The Ministry of Mining and Energy has announced a public call for the selection of a strategic partner for the construction of solar power plants with a total installed capacity of 1 GW, with battery systems for storing electricity. The project, which is implemented according to the “turnkey” system, obliges the strategic partner to hand over the power plants to the management of EPS after 2 years from the construction and commissioning of the facilities. Locations for the construction of a total of five or more independent solar power plants have not yet been selected, and the total number and locations will be proposed by the strategic partner, while the implementation plan is adopted by the Working Group in charge of monitoring the project.
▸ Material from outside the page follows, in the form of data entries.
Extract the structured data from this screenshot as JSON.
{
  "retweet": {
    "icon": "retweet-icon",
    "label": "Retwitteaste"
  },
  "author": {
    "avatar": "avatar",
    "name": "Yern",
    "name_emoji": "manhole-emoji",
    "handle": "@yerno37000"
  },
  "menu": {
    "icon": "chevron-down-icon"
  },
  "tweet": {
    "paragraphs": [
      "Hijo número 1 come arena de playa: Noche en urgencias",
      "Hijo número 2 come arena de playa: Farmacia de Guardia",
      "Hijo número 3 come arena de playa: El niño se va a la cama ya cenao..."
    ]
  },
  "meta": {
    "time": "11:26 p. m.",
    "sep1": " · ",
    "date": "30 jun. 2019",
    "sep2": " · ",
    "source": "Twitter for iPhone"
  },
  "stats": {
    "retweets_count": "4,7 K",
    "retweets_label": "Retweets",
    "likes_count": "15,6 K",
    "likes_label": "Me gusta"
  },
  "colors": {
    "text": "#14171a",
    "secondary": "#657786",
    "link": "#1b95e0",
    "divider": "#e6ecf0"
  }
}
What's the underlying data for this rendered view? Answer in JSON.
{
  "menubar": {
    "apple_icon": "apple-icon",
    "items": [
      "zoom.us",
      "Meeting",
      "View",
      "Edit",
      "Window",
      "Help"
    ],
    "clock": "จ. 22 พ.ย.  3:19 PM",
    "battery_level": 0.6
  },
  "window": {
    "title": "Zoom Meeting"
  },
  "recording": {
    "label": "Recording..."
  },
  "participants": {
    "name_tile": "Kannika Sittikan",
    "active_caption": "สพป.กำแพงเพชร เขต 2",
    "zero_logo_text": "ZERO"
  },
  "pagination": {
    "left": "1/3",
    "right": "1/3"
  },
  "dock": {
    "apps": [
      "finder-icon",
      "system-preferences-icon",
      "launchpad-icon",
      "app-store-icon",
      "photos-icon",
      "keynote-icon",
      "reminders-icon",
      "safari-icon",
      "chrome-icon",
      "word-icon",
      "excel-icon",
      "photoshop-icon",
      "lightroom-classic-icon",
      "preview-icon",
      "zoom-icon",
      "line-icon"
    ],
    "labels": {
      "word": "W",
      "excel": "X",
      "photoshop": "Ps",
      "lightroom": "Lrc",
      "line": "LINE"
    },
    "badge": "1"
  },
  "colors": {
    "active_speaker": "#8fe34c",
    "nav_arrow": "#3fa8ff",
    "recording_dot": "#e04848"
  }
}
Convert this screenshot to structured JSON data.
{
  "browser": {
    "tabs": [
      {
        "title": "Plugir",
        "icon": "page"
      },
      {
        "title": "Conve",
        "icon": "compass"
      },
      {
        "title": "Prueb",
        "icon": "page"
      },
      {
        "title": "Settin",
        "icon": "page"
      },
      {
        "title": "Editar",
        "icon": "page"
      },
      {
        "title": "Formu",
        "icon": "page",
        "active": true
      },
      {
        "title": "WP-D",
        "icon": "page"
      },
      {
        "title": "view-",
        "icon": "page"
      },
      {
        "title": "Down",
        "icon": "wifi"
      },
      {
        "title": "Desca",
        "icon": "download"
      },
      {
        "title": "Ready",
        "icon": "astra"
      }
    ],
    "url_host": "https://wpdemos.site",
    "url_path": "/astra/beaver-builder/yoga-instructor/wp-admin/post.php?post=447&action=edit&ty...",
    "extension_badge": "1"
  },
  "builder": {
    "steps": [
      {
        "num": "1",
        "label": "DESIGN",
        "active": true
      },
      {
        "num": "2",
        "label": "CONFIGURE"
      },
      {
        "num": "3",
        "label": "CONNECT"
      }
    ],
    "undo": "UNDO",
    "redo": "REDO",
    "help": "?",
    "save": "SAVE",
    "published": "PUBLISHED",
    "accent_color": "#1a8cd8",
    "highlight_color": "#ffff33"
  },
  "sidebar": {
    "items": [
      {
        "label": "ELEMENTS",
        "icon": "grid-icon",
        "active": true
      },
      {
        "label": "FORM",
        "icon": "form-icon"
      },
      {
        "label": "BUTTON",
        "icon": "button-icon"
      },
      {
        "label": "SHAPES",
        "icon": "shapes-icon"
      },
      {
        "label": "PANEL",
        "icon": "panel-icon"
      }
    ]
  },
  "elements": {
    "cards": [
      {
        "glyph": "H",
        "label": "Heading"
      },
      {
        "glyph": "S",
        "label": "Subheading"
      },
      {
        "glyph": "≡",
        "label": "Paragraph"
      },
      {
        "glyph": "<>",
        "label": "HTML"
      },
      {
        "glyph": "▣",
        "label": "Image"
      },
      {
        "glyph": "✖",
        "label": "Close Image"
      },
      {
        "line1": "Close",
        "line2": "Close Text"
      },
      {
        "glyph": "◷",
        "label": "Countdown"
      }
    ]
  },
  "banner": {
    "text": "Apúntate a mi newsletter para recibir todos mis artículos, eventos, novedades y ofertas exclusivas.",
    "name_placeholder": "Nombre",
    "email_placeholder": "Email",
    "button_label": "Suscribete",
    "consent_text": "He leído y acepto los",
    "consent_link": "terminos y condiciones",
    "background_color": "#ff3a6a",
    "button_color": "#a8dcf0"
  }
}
However, what catches the eye when reading the public invitation are the conditions required of interested bidders, which are unusual to say the least. It is unclear, namely, why certain criteria are important for the realization of a project of this type, such as the condition that the bidder has more than 5,000 employees, as well as that in each of the previous three years it had an annual turnover of 4.5 billion euros. It would be interesting to get information on how many companies on a global level meet these two conditions cumulatively. It would also be interesting to hear why the Ministry decided on these figures and setting these conditions.
Another, perhaps even more serious problem is that the economic parameter – the financial offer for the implementation of the projects – was not taken as a criterion for the selection of bidders at all. Namely, bidders are ranked by points (maximum 100 points) which are awarded based on four criteria: 1. Business (offered total installed power of battery systems), 2. Human resources (number of engineers with required licenses and installation technicians), 3. Warranty period (refers to the warranty on key components, such as: panels, inverters, transformers and batteries) and 4. Technical characteristics (also refers to the mentioned key components).
However, the offered price is not at all a criterion for deciding and choosing a bidder. Thus, hypothetically, it would be possible that in the event that one bidder who collects 87 points and offers to implement the project for the amount of 2 billion euros, he would be ahead of the bidder who collected 86 points and made an offer of 700 million euros, only because he gave a year shorter warranty on the battery. This is especially strange when you take into account the value of such a project, as well as the fact that in practice, when it comes to the implementation of public procurements that are implemented under the law of the same name in the Republic of Serbia (the application of which is excluded here), the lowest submitted offer is taken as a key criterion when selecting a bidder.
Finally, the legal framework established by the Law on the Use of Renewable Energy Sources is such that, in a specific case, the Government of Serbia could declare this project as a project of importance for the Republic of Serbia and determine the public interest in the expropriation of sites for the construction of these plants, and construction in protected areas, including here even the 1st degree of protection, which directly overrides the application of other positive regulations of the Republic of Serbia.